▶ _RAW DATA_
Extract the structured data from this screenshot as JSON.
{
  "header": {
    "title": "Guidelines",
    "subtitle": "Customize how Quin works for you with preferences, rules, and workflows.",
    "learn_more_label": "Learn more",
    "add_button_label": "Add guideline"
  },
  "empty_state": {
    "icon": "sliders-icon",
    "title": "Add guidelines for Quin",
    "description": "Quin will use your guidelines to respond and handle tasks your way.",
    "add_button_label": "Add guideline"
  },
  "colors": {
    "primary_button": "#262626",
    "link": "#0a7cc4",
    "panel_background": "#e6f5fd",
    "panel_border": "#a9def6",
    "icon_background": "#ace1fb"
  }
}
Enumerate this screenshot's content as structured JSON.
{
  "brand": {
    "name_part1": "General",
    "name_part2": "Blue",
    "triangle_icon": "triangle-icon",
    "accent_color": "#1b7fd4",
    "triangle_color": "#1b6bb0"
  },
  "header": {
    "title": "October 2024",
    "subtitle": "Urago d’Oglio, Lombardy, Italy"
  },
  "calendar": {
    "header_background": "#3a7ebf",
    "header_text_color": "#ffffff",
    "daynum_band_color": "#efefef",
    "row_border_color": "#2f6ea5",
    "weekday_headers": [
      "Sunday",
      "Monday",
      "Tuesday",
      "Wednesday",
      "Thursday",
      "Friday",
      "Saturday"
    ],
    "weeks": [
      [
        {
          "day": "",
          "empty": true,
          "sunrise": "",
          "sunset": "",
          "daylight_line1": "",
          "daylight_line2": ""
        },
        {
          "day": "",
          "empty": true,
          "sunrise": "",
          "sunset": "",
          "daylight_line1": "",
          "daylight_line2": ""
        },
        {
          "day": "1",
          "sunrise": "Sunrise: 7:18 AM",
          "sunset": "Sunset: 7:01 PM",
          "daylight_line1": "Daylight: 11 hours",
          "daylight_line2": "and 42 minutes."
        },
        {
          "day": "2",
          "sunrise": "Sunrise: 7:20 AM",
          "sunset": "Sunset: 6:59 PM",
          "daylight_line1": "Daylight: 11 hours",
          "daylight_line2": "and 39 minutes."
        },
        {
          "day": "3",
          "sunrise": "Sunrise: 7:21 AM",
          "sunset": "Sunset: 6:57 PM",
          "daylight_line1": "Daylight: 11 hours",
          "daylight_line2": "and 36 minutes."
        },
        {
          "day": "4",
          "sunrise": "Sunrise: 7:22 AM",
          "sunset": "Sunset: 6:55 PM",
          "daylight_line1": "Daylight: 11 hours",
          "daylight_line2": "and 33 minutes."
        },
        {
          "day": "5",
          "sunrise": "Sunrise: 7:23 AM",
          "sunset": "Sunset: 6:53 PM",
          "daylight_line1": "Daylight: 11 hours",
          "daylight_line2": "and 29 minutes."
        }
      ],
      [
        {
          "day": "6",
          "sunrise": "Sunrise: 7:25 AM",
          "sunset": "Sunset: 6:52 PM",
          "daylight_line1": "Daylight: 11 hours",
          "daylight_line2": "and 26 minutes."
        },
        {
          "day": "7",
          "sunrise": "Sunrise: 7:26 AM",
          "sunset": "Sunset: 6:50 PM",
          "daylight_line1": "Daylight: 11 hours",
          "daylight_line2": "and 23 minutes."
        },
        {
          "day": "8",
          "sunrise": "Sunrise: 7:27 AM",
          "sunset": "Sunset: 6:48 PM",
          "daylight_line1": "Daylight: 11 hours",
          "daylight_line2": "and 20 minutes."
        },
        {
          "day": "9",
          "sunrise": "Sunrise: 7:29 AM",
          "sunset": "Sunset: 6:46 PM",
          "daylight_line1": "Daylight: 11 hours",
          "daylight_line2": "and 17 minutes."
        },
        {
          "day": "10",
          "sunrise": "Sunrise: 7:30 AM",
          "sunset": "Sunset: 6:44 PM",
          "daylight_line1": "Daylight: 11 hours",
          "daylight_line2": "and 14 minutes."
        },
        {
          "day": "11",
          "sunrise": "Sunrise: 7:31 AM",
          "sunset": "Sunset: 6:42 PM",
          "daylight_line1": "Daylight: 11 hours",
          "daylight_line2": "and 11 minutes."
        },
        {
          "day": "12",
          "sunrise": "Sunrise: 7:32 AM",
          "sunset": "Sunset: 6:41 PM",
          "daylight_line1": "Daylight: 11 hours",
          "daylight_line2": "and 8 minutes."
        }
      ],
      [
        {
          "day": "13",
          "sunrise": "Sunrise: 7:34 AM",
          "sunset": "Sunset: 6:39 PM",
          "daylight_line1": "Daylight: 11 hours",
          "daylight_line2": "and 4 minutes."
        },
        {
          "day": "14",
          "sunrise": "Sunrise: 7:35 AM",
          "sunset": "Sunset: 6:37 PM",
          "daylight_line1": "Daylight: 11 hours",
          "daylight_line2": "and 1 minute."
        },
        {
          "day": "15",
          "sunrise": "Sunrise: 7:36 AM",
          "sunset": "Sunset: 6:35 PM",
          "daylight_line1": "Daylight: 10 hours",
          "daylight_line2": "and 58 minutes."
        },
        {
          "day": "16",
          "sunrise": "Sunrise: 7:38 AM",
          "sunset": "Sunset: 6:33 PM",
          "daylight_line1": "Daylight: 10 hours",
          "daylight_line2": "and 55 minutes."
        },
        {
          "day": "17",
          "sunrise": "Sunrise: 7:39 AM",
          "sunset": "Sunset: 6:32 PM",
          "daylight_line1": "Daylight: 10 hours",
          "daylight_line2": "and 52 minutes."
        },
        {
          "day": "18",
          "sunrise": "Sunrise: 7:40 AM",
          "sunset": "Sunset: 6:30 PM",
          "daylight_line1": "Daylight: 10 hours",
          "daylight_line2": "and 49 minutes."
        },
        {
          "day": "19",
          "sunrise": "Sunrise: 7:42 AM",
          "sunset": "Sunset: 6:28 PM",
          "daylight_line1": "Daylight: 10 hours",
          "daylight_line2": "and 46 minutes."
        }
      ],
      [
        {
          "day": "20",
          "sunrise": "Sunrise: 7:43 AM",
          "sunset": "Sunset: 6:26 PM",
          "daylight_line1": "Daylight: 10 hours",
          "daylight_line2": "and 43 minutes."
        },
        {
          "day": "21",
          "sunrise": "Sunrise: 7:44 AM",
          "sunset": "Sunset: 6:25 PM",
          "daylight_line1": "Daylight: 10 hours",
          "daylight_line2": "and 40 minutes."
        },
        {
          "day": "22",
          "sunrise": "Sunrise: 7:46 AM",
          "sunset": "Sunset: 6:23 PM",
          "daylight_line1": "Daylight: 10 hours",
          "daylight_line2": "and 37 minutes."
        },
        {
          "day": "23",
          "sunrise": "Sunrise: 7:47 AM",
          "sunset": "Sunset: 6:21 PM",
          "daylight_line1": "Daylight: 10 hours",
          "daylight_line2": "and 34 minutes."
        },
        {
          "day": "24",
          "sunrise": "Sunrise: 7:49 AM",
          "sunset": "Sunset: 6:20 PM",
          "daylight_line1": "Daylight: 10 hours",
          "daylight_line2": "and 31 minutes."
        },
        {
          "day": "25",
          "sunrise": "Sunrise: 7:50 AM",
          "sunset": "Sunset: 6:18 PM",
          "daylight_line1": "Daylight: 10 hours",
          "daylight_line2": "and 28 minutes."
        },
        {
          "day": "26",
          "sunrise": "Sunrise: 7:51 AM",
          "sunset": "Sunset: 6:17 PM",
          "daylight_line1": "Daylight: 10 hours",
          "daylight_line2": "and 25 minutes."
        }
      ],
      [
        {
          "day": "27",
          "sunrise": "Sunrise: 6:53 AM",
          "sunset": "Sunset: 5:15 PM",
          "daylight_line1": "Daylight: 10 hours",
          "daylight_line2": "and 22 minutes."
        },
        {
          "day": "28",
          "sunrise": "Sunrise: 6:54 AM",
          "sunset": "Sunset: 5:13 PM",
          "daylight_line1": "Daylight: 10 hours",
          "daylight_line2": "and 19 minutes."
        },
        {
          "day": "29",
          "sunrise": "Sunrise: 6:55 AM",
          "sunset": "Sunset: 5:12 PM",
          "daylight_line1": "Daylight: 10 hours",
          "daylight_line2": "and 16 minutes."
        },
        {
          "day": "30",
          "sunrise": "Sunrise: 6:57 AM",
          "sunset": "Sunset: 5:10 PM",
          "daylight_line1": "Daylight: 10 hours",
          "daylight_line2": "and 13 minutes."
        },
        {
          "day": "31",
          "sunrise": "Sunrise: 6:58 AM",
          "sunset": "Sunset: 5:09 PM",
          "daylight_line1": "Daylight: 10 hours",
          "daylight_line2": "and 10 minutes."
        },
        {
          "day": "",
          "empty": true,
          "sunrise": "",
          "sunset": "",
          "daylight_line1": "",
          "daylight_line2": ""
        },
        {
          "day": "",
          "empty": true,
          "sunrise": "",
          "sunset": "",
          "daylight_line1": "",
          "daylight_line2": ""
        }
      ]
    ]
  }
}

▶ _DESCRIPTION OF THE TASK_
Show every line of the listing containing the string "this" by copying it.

▶ _RESULT_
Extract the structured data from this screenshot as JSON.
Enumerate this screenshot's content as structured JSON.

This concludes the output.